%%
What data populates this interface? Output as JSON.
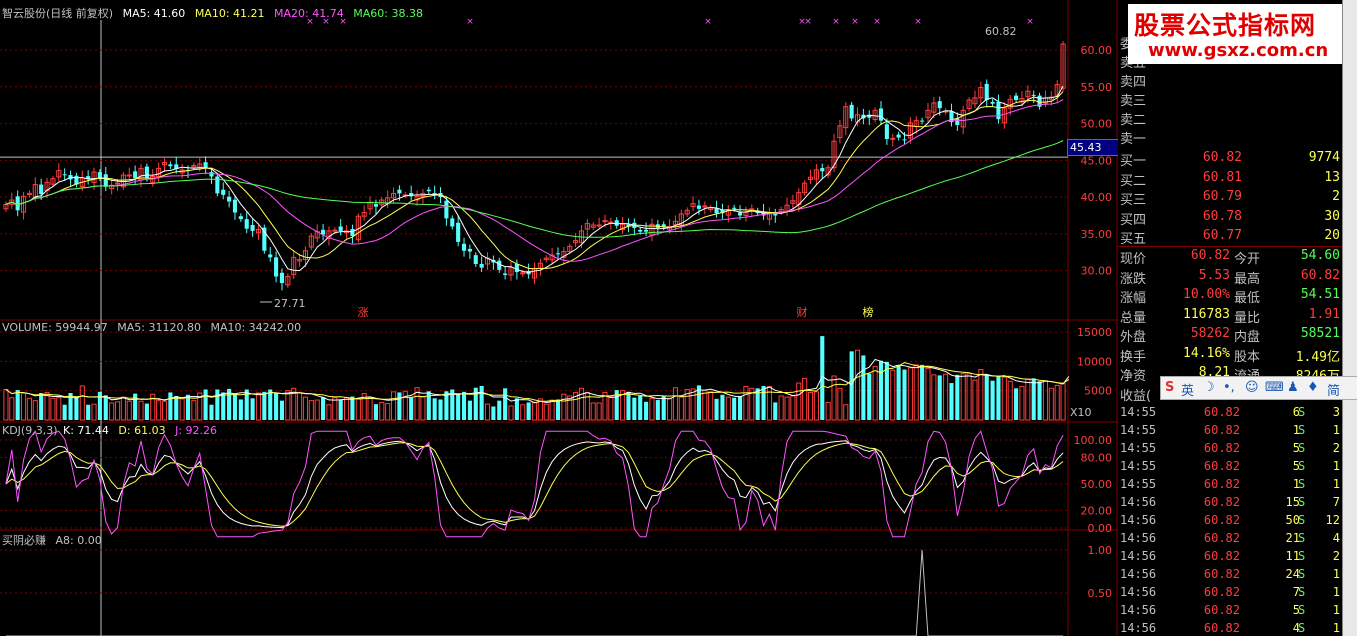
{
  "headers": {
    "main": {
      "stock": "智云股份(日线 前复权)",
      "ma5": "MA5: 41.60",
      "ma10": "MA10: 41.21",
      "ma20": "MA20: 41.74",
      "ma60": "MA60: 38.38"
    },
    "volume": {
      "label": "VOLUME: 59944.97",
      "ma5": "MA5: 31120.80",
      "ma10": "MA10: 34242.00"
    },
    "kdj": {
      "label": "KDJ(9,3,3)",
      "k": "K: 71.44",
      "d": "D: 61.03",
      "j": "J: 92.26"
    },
    "ind": {
      "label": "买阴必赚",
      "a8": "A8: 0.00"
    }
  },
  "colors": {
    "up": "#ff3d3d",
    "down": "#54ffff",
    "ma5": "#ffffff",
    "ma10": "#ffff54",
    "ma20": "#ff54ff",
    "ma60": "#54ff54",
    "grid": "#800000"
  },
  "axes": {
    "price_ticks": [
      "60.00",
      "55.00",
      "50.00",
      "45.00",
      "40.00",
      "35.00",
      "30.00"
    ],
    "volume_ticks": [
      "15000",
      "10000",
      "5000"
    ],
    "volume_unit": "X10",
    "kdj_ticks": [
      "100.00",
      "80.00",
      "50.00",
      "20.00",
      "0.00"
    ],
    "ind_ticks": [
      "1.00",
      "0.50"
    ]
  },
  "annotations": {
    "high": "60.82",
    "low": "27.71",
    "current_price_flag": "45.43",
    "markers": [
      "涨",
      "财",
      "榜"
    ]
  },
  "chart_data": [
    {
      "type": "candlestick",
      "ylabel": "",
      "ylim": [
        26,
        63
      ],
      "close": [
        39,
        39.6,
        38.2,
        40.1,
        40.5,
        41.7,
        40.4,
        42,
        42.5,
        43.6,
        43,
        42.4,
        41.7,
        42.6,
        42.5,
        43.4,
        42.6,
        41.4,
        41.6,
        41.9,
        43,
        43,
        42.6,
        43.9,
        42.5,
        42.8,
        43.9,
        44.7,
        44.2,
        43.8,
        43.7,
        43.6,
        44.3,
        44.5,
        43.9,
        42.8,
        40.5,
        40.3,
        39.4,
        37.9,
        37,
        35.7,
        35.4,
        35.6,
        32.7,
        31.8,
        29.2,
        28.3,
        29.2,
        31.8,
        31.5,
        32.7,
        34.7,
        35.3,
        34.9,
        35.4,
        35.5,
        35.4,
        35.4,
        34.7,
        37.4,
        37.9,
        39.3,
        38.7,
        39.6,
        39.9,
        40.5,
        40.5,
        40.3,
        40.1,
        40.1,
        40.5,
        40.8,
        40.3,
        40,
        37.1,
        36,
        33.9,
        32.7,
        32.6,
        30.9,
        30.4,
        31.7,
        31.1,
        30.1,
        29.4,
        30.4,
        29.8,
        29.7,
        29.5,
        30.3,
        31,
        31.7,
        32.1,
        32.3,
        32.6,
        33.3,
        34.1,
        35.4,
        36.4,
        36.2,
        36.2,
        36.8,
        36.6,
        36.1,
        36.3,
        36,
        35.8,
        35.3,
        35.3,
        36.3,
        35.8,
        35.9,
        36,
        36.7,
        37.7,
        38.2,
        39.1,
        38.4,
        38.8,
        38.5,
        37.8,
        37.8,
        38.3,
        38.4,
        37.5,
        37.9,
        38.4,
        37.8,
        37.5,
        37.8,
        37.5,
        38.3,
        38.9,
        39.5,
        40.6,
        41.9,
        42.7,
        43.7,
        43.5,
        44,
        47.6,
        49.7,
        52.3,
        50.7,
        51.2,
        50.7,
        50.8,
        51.8,
        50.4,
        47.9,
        48,
        48.1,
        47.8,
        50.1,
        50.4,
        50.3,
        51.8,
        52.8,
        52.1,
        51.7,
        50.2,
        49.8,
        51.8,
        53.2,
        53.5,
        54.9,
        53.2,
        52.7,
        50.6,
        52.1,
        53.3,
        53.2,
        53.4,
        54.4,
        53.8,
        52.3,
        53.5,
        53.6,
        55.3,
        60.82
      ]
    },
    {
      "type": "bar",
      "ylabel": "",
      "ylim": [
        0,
        15000
      ],
      "values": [
        5200,
        3800,
        5100,
        4600,
        3700,
        3300,
        4600,
        4700,
        3700,
        3800,
        2600,
        4600,
        4000,
        5800,
        2600,
        2700,
        4800,
        4200,
        2900,
        3100,
        3900,
        3200,
        4500,
        3200,
        2800,
        4400,
        3300,
        3200,
        4700,
        4100,
        3600,
        4300,
        3300,
        4600,
        5200,
        2600,
        5200,
        4700,
        5300,
        4500,
        3500,
        5200,
        3700,
        4600,
        4800,
        5200,
        4700,
        3300,
        5000,
        5400,
        4700,
        3900,
        3300,
        3400,
        3900,
        2600,
        3800,
        3500,
        3800,
        4000,
        3600,
        4500,
        3800,
        2700,
        3000,
        2800,
        4800,
        4700,
        4900,
        3800,
        5500,
        3900,
        4900,
        3700,
        3500,
        4900,
        5200,
        4300,
        4800,
        3300,
        5500,
        5800,
        2700,
        2300,
        3300,
        5400,
        2400,
        3700,
        2600,
        3000,
        3000,
        3600,
        2700,
        3400,
        3500,
        4400,
        4100,
        4700,
        5400,
        4700,
        2900,
        2900,
        4700,
        4000,
        5100,
        5000,
        4800,
        3800,
        4100,
        3100,
        3700,
        3400,
        4100,
        3700,
        5500,
        3900,
        5200,
        5300,
        5900,
        5100,
        4800,
        3600,
        4300,
        3900,
        3800,
        4100,
        5700,
        5400,
        5400,
        5800,
        5700,
        3000,
        4100,
        3900,
        4100,
        6300,
        7100,
        4700,
        4800,
        14300,
        3000,
        7500,
        5400,
        2600,
        11700,
        11900,
        11000,
        7900,
        9100,
        10100,
        9900,
        8500,
        9200,
        8600,
        8900,
        9400,
        9400,
        8800,
        7700,
        7600,
        7800,
        6300,
        7700,
        7900,
        7900,
        6800,
        8600,
        7700,
        6700,
        7500,
        7300,
        6600,
        5400,
        5700,
        7000,
        7100,
        6600,
        6700,
        5400,
        5900,
        6200,
        13000
      ]
    },
    {
      "type": "line",
      "name": "KDJ",
      "ylabel": "",
      "ylim": [
        0,
        100
      ],
      "k_last": 71.44,
      "d_last": 61.03,
      "j_last": 92.26
    },
    {
      "type": "line",
      "name": "A8",
      "ylabel": "",
      "ylim": [
        0,
        1
      ],
      "last": 0.0
    }
  ],
  "panel": {
    "sell_label": "委",
    "sells": [
      {
        "label": "卖五",
        "price": "",
        "vol": ""
      },
      {
        "label": "卖四",
        "price": "",
        "vol": ""
      },
      {
        "label": "卖三",
        "price": "",
        "vol": ""
      },
      {
        "label": "卖二",
        "price": "",
        "vol": ""
      },
      {
        "label": "卖一",
        "price": "",
        "vol": ""
      }
    ],
    "buys": [
      {
        "label": "买一",
        "price": "60.82",
        "vol": "9774"
      },
      {
        "label": "买二",
        "price": "60.81",
        "vol": "13"
      },
      {
        "label": "买三",
        "price": "60.79",
        "vol": "2"
      },
      {
        "label": "买四",
        "price": "60.78",
        "vol": "30"
      },
      {
        "label": "买五",
        "price": "60.77",
        "vol": "20"
      }
    ],
    "stats": [
      {
        "l1": "现价",
        "v1": "60.82",
        "c1": "#ff3d3d",
        "l2": "今开",
        "v2": "54.60",
        "c2": "#54ff54"
      },
      {
        "l1": "涨跌",
        "v1": "5.53",
        "c1": "#ff3d3d",
        "l2": "最高",
        "v2": "60.82",
        "c2": "#ff3d3d"
      },
      {
        "l1": "涨幅",
        "v1": "10.00%",
        "c1": "#ff3d3d",
        "l2": "最低",
        "v2": "54.51",
        "c2": "#54ff54"
      },
      {
        "l1": "总量",
        "v1": "116783",
        "c1": "#ffff54",
        "l2": "量比",
        "v2": "1.91",
        "c2": "#ff3d3d"
      },
      {
        "l1": "外盘",
        "v1": "58262",
        "c1": "#ff3d3d",
        "l2": "内盘",
        "v2": "58521",
        "c2": "#54ff54"
      },
      {
        "l1": "换手",
        "v1": "14.16%",
        "c1": "#ffff54",
        "l2": "股本",
        "v2": "1.49亿",
        "c2": "#ffff54"
      },
      {
        "l1": "净资",
        "v1": "8.21",
        "c1": "#ffff54",
        "l2": "流通",
        "v2": "8246万",
        "c2": "#ffff54"
      },
      {
        "l1": "收益(",
        "v1": "",
        "c1": "#ffff54",
        "l2": "",
        "v2": "",
        "c2": "#ffff54"
      }
    ],
    "ticks": [
      {
        "t": "14:55",
        "p": "60.82",
        "q": "6",
        "s": "S",
        "n": "3"
      },
      {
        "t": "14:55",
        "p": "60.82",
        "q": "1",
        "s": "S",
        "n": "1"
      },
      {
        "t": "14:55",
        "p": "60.82",
        "q": "5",
        "s": "S",
        "n": "2"
      },
      {
        "t": "14:55",
        "p": "60.82",
        "q": "5",
        "s": "S",
        "n": "1"
      },
      {
        "t": "14:55",
        "p": "60.82",
        "q": "1",
        "s": "S",
        "n": "1"
      },
      {
        "t": "14:56",
        "p": "60.82",
        "q": "15",
        "s": "S",
        "n": "7"
      },
      {
        "t": "14:56",
        "p": "60.82",
        "q": "50",
        "s": "S",
        "n": "12"
      },
      {
        "t": "14:56",
        "p": "60.82",
        "q": "21",
        "s": "S",
        "n": "4"
      },
      {
        "t": "14:56",
        "p": "60.82",
        "q": "11",
        "s": "S",
        "n": "2"
      },
      {
        "t": "14:56",
        "p": "60.82",
        "q": "24",
        "s": "S",
        "n": "1"
      },
      {
        "t": "14:56",
        "p": "60.82",
        "q": "7",
        "s": "S",
        "n": "1"
      },
      {
        "t": "14:56",
        "p": "60.82",
        "q": "5",
        "s": "S",
        "n": "1"
      },
      {
        "t": "14:56",
        "p": "60.82",
        "q": "4",
        "s": "S",
        "n": "1"
      }
    ]
  },
  "watermark": {
    "title": "股票公式指标网",
    "url": "www.gsxz.com.cn"
  },
  "ime": {
    "lang": "英",
    "simp": "简"
  }
}
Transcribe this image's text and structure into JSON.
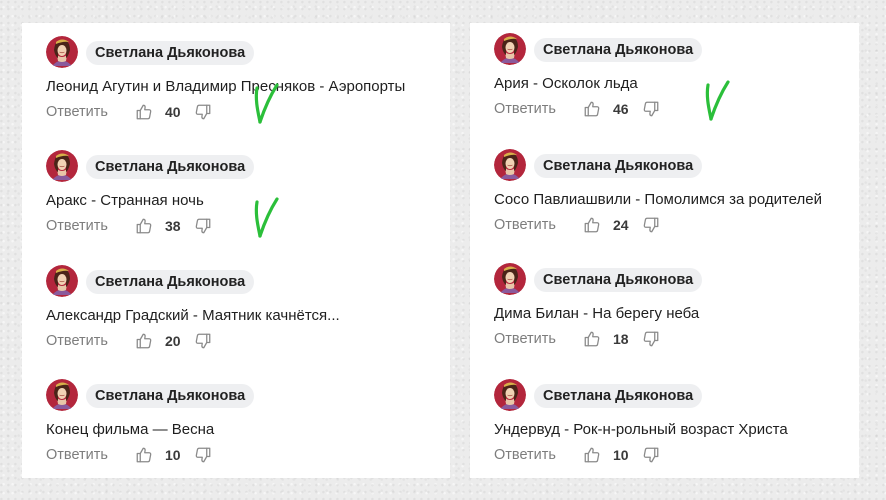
{
  "left_column": [
    {
      "author": "Светлана Дьяконова",
      "text": "Леонид Агутин и Владимир Пресняков - Аэропорты",
      "reply_label": "Ответить",
      "likes": "40",
      "has_check_mark": true
    },
    {
      "author": "Светлана Дьяконова",
      "text": "Аракс - Странная ночь",
      "reply_label": "Ответить",
      "likes": "38",
      "has_check_mark": true
    },
    {
      "author": "Светлана Дьяконова",
      "text": "Александр Градский - Маятник качнётся...",
      "reply_label": "Ответить",
      "likes": "20",
      "has_check_mark": false
    },
    {
      "author": "Светлана Дьяконова",
      "text": "Конец фильма — Весна",
      "reply_label": "Ответить",
      "likes": "10",
      "has_check_mark": false
    }
  ],
  "right_column": [
    {
      "author": "Светлана Дьяконова",
      "text": "Ария - Осколок льда",
      "reply_label": "Ответить",
      "likes": "46",
      "has_check_mark": true
    },
    {
      "author": "Светлана Дьяконова",
      "text": "Сосо Павлиашвили - Помолимся за родителей",
      "reply_label": "Ответить",
      "likes": "24",
      "has_check_mark": false
    },
    {
      "author": "Светлана Дьяконова",
      "text": "Дима Билан - На берегу неба",
      "reply_label": "Ответить",
      "likes": "18",
      "has_check_mark": false
    },
    {
      "author": "Светлана Дьяконова",
      "text": "Ундервуд - Рок-н-рольный возраст Христа",
      "reply_label": "Ответить",
      "likes": "10",
      "has_check_mark": false
    }
  ],
  "colors": {
    "check_mark": "#2bbf3a",
    "author_pill": "#eeeff1",
    "reply_text": "#7d7d7d",
    "page_background": "#ececec"
  },
  "icons": {
    "like": "thumbs-up-icon",
    "dislike": "thumbs-down-icon",
    "check": "green-check-mark-icon"
  }
}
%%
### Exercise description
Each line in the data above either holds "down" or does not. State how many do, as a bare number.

### Exercise output
2